One option is:

  • Weapons ~= ability to argue persuasively for something you believe
  • Armor ~= ability to find out what is true

But in this case, it's not obvious to me that "intellect" should be placed so squarely in the former category. I'd guesss that g correlates with both of these, and it's not obvious (to me) that it correlates much more with the former than the latter.

Another option is:

  • Weapons ~= raw intellect as in g
  • Armor ~= epistemics modulo raw intellect; something like good epistemic habits

In this case, it seems like the central example of someone high-armor low-weapon shouldn't be "soft-spoken people who are poor at arguing". Instead, maybe it should be someone who is extremely unbiased, and who is quite resistant to bad-faith arguments, but who still isn't great at identifying truths in complicated areas, because they fail to understand or generate the right arguments. (Probably they are aware of this and are very unconfident in these areas.)

The latter option is more of what I was going for.

I’d agree that the armor/epistemics people often aren’t great at coming up with new truths in complicated areas. I’d also agree that they are extremely unbiased and resistant to both poor faith arguments, and good faith, but systematically misleading arguments (these are many of the demons the armor protects against, if that wasn’t clear).

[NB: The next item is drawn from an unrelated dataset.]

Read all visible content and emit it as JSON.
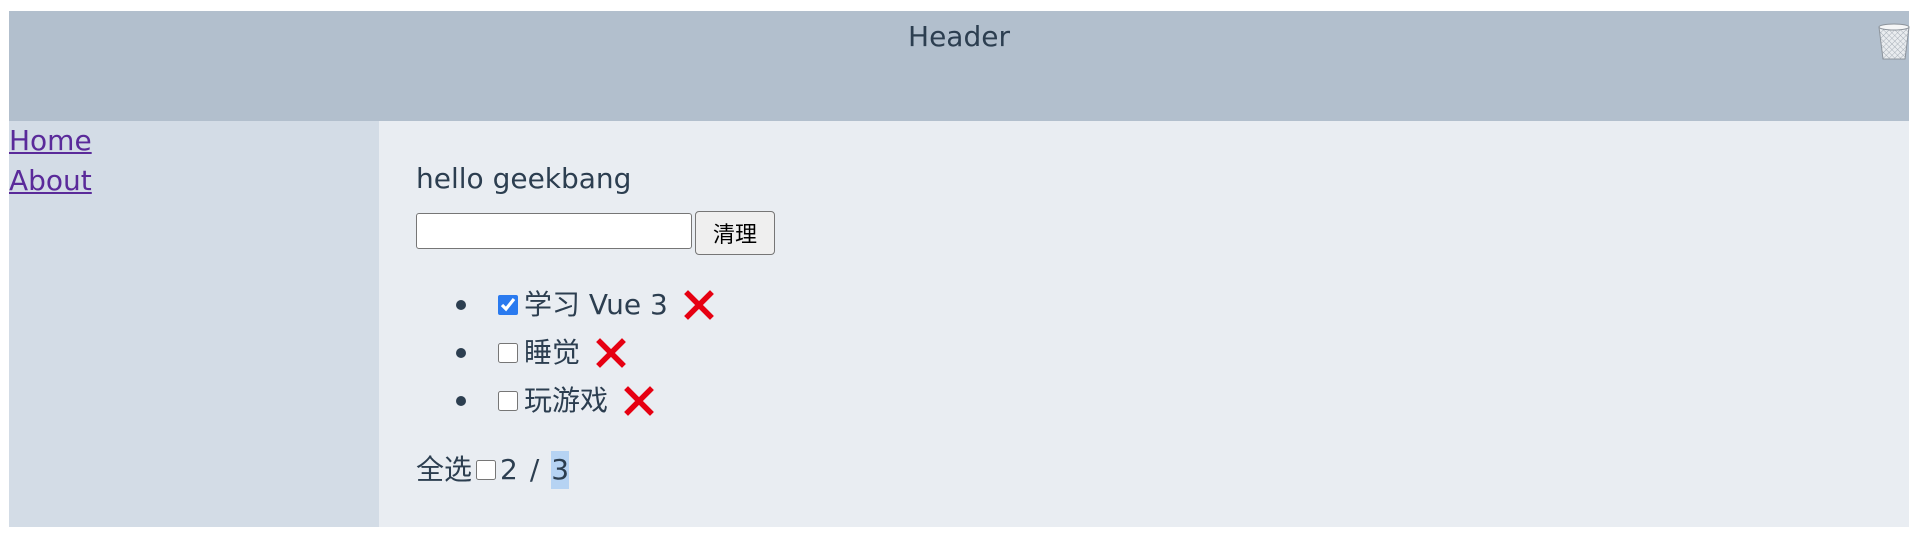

When I said that they were soft-spoken and poor at arguing, I’m assuming that they have great calibration and are likely arguing against people who are very overconfident, so in comparison they seem meager. I think of a lot of superforecasters in this way; they’re quite thoughtful and reasonable, but not often bold enough to sell a lot of books. Other people with too epistemics sometimes recognize their skills (especially when f they have empirical track records like in forecasting systems), but that’s right now a meager minority.